Exercise input:

↓↓↓

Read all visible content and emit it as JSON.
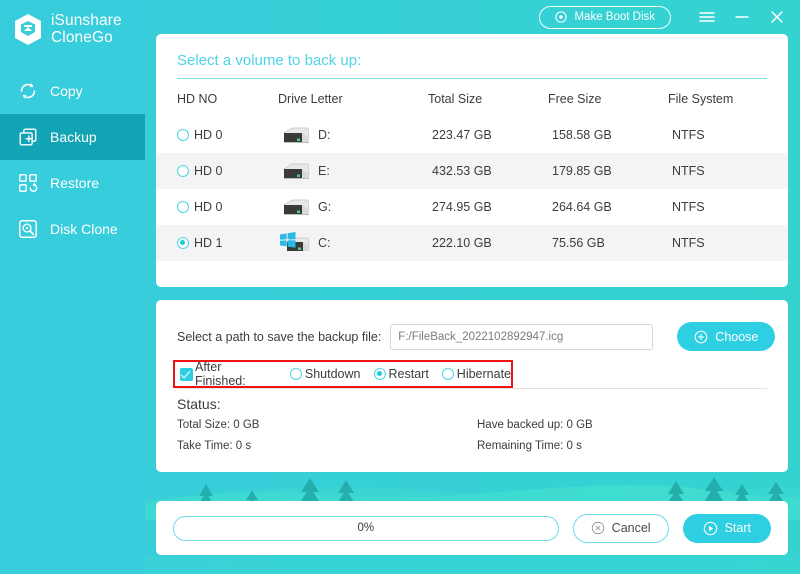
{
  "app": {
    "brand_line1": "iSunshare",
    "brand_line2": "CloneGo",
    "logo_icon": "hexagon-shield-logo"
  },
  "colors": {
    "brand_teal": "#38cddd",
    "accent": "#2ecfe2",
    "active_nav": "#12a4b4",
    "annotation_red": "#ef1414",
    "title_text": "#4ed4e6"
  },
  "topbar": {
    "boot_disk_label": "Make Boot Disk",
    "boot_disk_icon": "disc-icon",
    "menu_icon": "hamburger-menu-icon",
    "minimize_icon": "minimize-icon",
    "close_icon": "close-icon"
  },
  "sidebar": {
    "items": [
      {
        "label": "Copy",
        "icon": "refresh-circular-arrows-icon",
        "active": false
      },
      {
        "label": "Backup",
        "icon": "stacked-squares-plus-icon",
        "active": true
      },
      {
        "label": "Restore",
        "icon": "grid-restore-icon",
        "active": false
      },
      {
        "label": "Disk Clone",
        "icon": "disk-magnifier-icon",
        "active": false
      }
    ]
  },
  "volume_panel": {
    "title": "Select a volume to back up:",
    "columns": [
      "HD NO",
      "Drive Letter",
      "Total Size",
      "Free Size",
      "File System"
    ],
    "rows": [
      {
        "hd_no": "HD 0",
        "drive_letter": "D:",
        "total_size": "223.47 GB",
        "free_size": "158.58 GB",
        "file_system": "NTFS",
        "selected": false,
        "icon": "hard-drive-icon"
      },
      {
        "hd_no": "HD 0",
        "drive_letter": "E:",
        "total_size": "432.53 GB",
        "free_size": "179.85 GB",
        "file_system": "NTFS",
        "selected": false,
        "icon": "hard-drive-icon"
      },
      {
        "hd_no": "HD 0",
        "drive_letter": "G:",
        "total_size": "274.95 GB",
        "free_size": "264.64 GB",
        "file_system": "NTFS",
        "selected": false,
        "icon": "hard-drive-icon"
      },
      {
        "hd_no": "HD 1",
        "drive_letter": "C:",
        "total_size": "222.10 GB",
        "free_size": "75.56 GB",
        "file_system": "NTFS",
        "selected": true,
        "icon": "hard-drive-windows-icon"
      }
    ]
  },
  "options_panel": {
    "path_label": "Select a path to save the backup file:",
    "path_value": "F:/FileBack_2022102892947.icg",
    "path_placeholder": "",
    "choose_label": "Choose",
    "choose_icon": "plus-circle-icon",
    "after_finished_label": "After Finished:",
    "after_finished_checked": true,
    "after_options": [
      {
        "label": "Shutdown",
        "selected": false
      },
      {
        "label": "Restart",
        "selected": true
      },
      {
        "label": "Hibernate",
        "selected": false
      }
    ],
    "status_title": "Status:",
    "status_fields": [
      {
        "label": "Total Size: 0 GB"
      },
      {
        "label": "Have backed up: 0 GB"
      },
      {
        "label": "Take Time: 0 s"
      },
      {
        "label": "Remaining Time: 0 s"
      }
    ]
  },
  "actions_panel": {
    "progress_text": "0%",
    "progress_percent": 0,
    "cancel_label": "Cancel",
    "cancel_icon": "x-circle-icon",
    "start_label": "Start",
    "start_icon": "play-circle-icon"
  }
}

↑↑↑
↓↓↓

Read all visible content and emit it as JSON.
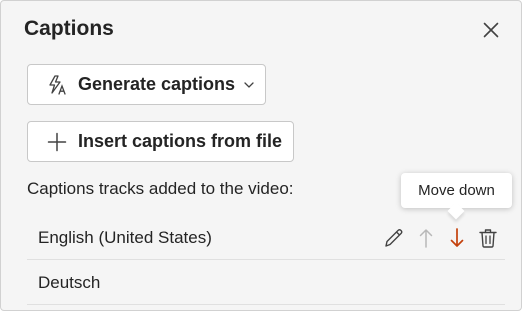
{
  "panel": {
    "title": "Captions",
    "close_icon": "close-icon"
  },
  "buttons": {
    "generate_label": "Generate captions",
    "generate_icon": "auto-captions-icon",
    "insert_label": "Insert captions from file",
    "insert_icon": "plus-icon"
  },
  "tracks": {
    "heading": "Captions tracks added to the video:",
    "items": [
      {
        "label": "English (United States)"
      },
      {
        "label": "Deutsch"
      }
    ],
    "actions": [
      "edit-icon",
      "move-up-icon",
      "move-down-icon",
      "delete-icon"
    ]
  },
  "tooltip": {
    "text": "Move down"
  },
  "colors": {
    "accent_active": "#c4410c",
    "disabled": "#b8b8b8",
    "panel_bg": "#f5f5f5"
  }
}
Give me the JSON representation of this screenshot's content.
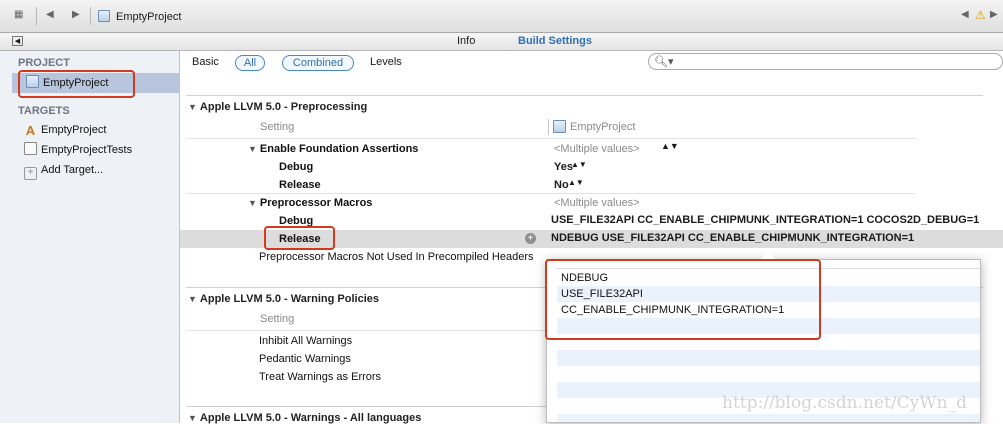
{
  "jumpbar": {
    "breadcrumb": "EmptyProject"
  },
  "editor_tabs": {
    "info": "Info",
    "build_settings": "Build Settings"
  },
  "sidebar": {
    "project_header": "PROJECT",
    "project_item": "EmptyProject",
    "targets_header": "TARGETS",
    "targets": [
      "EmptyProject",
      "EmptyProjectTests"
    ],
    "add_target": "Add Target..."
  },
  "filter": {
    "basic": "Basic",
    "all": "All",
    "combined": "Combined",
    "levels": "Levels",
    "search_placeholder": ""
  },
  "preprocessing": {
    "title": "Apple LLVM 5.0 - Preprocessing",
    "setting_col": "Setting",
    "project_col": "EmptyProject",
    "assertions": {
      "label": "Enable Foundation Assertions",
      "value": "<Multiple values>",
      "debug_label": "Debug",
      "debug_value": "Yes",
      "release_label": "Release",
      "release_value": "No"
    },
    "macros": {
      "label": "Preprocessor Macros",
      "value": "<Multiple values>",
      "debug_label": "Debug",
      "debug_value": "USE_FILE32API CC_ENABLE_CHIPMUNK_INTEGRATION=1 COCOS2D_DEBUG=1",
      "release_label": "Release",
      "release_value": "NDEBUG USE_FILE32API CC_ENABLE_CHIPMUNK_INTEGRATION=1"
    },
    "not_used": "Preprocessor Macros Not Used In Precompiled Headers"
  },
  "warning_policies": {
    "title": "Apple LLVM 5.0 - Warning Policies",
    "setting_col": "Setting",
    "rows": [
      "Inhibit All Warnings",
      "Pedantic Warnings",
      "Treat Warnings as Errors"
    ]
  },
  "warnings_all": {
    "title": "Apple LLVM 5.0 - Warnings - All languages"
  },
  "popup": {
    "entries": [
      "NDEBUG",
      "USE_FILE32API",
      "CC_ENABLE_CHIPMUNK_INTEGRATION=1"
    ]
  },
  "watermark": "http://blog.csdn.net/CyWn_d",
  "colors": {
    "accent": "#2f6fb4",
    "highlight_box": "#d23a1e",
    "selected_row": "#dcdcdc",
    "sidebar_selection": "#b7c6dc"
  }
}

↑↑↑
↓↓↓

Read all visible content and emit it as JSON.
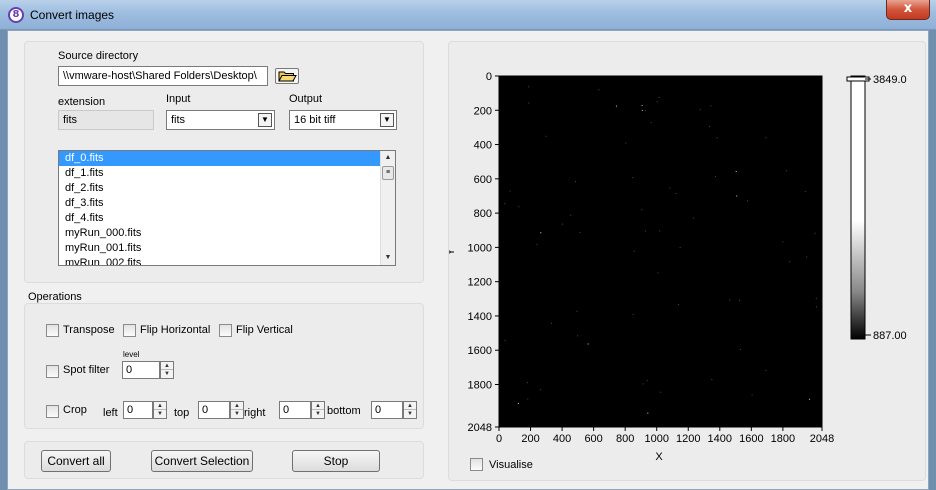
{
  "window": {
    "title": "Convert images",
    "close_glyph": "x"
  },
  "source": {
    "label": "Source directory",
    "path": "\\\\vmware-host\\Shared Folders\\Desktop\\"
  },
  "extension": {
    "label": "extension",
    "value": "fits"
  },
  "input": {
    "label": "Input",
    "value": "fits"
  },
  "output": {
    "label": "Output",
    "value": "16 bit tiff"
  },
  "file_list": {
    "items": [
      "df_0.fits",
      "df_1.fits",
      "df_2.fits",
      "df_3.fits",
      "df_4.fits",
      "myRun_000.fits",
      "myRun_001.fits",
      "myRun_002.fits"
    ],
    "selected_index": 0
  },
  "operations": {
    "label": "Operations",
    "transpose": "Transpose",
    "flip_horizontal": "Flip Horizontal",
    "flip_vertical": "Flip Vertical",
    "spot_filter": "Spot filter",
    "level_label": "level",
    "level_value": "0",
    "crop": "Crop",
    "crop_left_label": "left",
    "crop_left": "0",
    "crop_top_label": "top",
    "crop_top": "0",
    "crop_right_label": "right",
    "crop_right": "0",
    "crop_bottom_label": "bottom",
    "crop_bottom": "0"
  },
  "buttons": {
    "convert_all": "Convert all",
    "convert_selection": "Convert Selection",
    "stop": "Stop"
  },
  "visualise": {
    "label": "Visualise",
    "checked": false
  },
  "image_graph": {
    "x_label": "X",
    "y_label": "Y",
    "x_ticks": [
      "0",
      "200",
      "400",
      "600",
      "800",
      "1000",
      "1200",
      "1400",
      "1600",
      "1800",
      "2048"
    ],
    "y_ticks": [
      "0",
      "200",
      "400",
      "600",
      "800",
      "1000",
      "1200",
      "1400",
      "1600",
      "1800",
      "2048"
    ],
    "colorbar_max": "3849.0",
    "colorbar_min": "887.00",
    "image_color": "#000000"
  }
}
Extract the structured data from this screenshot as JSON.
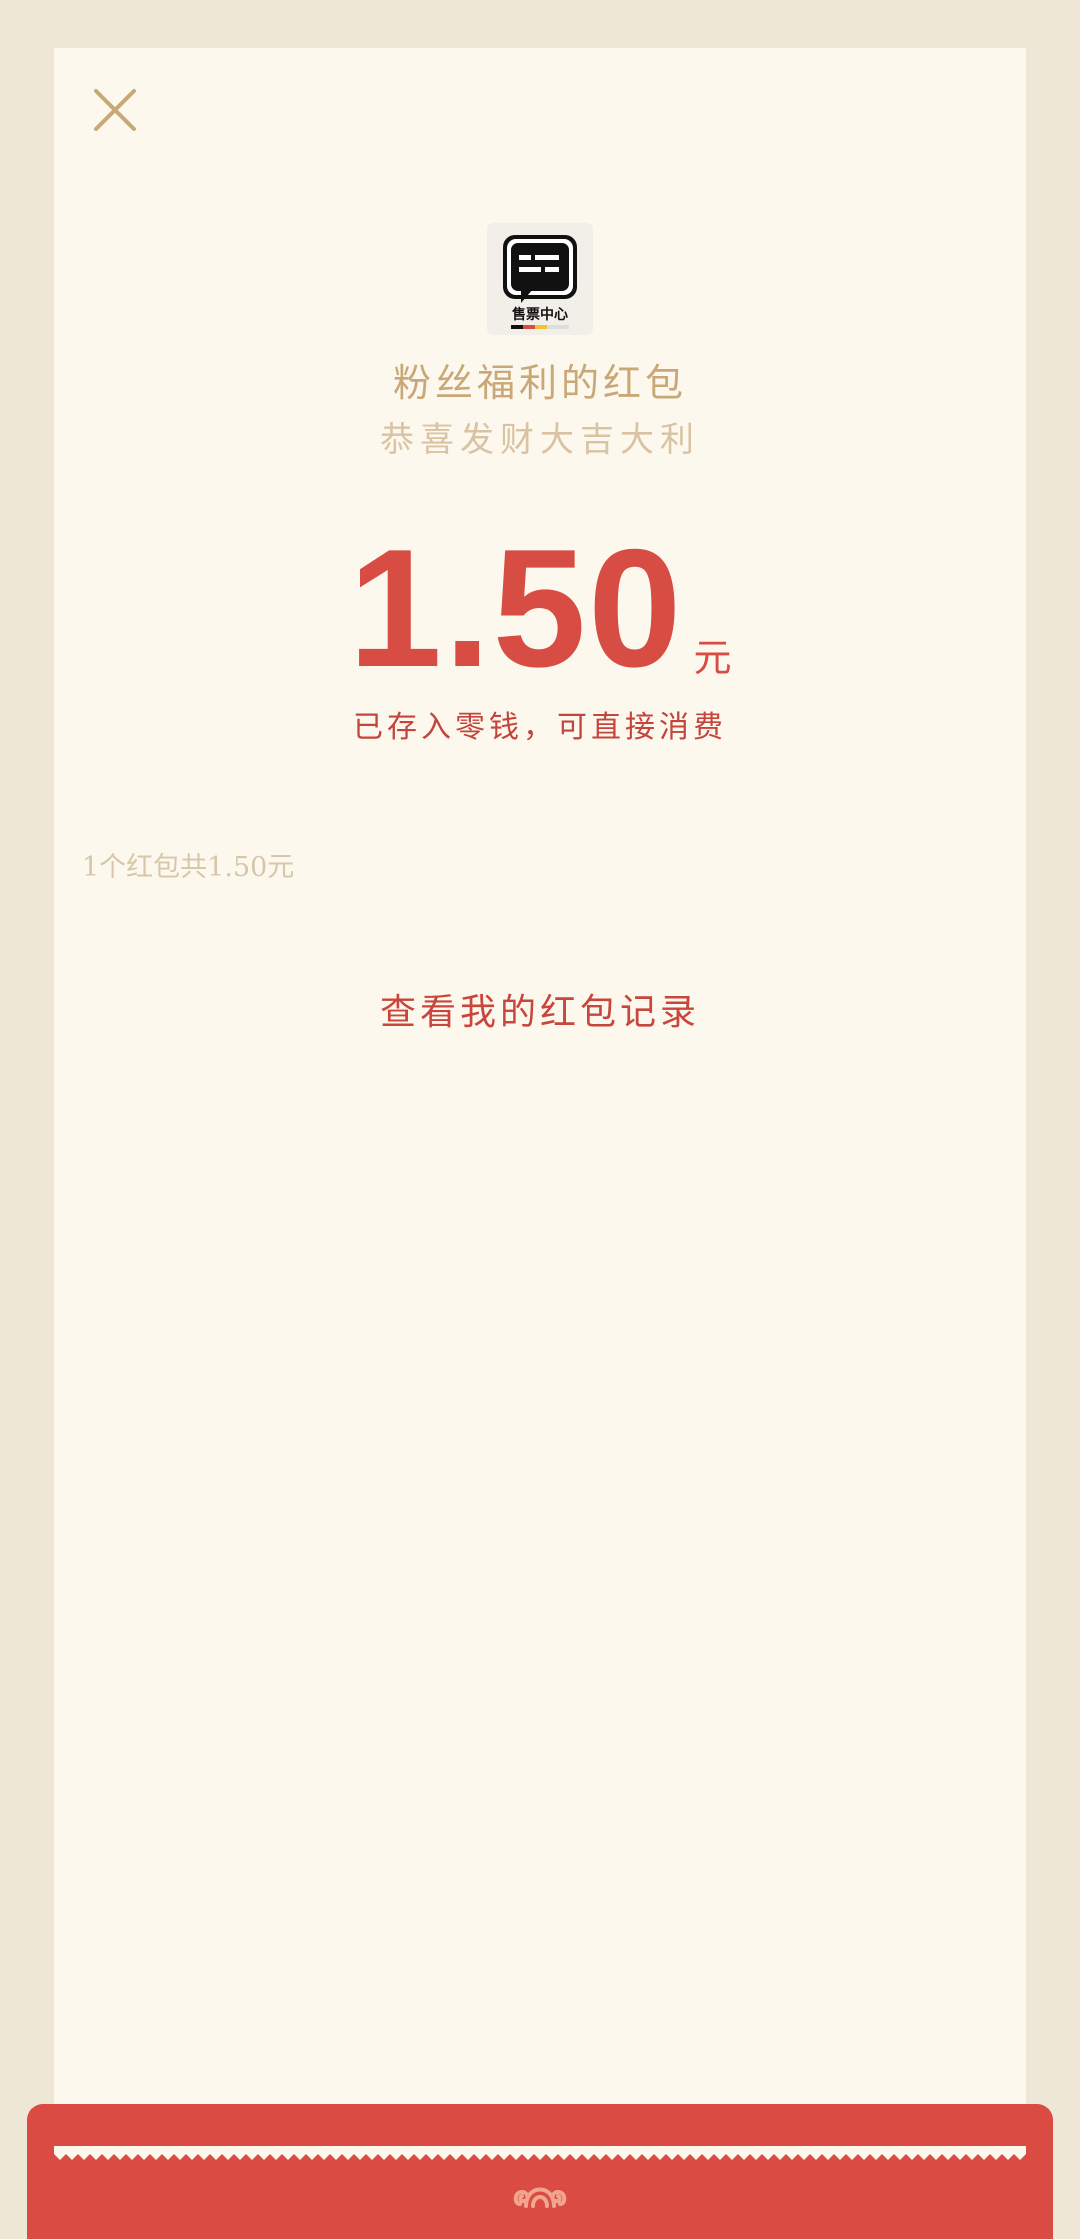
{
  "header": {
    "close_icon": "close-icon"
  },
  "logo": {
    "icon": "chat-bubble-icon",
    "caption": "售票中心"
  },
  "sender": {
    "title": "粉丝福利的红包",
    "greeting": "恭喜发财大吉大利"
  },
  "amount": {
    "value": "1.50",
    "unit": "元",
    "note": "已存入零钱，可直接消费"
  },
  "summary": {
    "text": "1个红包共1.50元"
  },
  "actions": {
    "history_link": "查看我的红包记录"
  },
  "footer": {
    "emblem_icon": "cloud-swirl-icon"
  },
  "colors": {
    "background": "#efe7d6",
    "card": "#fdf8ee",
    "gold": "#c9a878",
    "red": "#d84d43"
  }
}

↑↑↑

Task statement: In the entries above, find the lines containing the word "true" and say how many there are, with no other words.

Response box: 4